To be yellow then, was not to be in power or to use yellow as the color of a political party composed of too many veterans of the Marcos years and exhibiting too many of the old bad habits that had turned politics into a disgraceful calling. To be yellow was to be Chino Roces who, upon being honored by Cory Aquino with the Philippine Legion of Honor, did what yellow people are supposed to do: speak truth to power. With dignity, yes; with firmness, always.

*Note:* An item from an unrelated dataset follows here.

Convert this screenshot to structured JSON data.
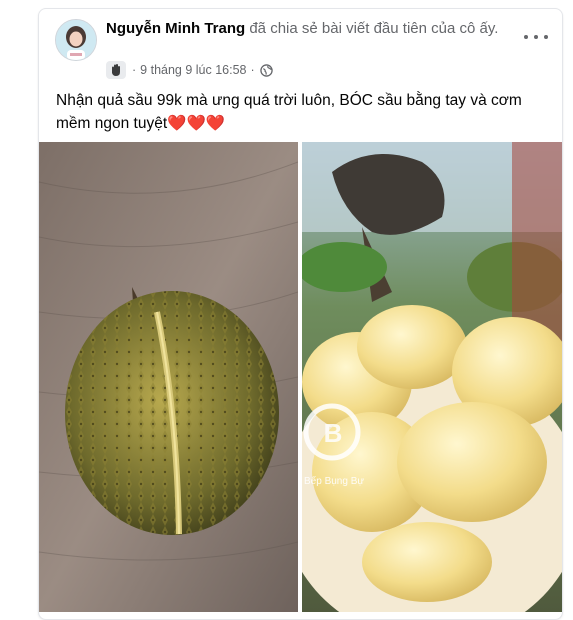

And indeed, yellow only matters—it only works, as both Cory Aquino and her son found out during their presidencies—when yellow isn’t in power and can thus speak truth to power. It mattered then, and matters now, because being yellow once again boiled down to making an individual decision to take an individual stand: yes, with like-minded people, but also, with people who heartily hate you, but share enough in common with you to be compelled to take a stand, too. This is what bothers—and is bothersome—about those who take yellow to heart. They will debate, they will argue, they will insist on what everyone should actually insist on—to take part—with you with as much vigor as they argue among themselves.
That person beside you, or who responds to you, as you ask people to honk their horns in protest? The person in black, or any other color? Chances are, they’re Yellow, too. I’m not saying that “We All Live in A Yellow Submarine,” but maybe you’ll understand why yellow matters. To light a candle in the darkness, to be a source of light in the midst of gloom, requires at the very least, a touch of yellow.
Manuel L. Quezon III: on-duty punditry, off-duty rants, double-duty opinions and opportunings. Resources on Philippine history.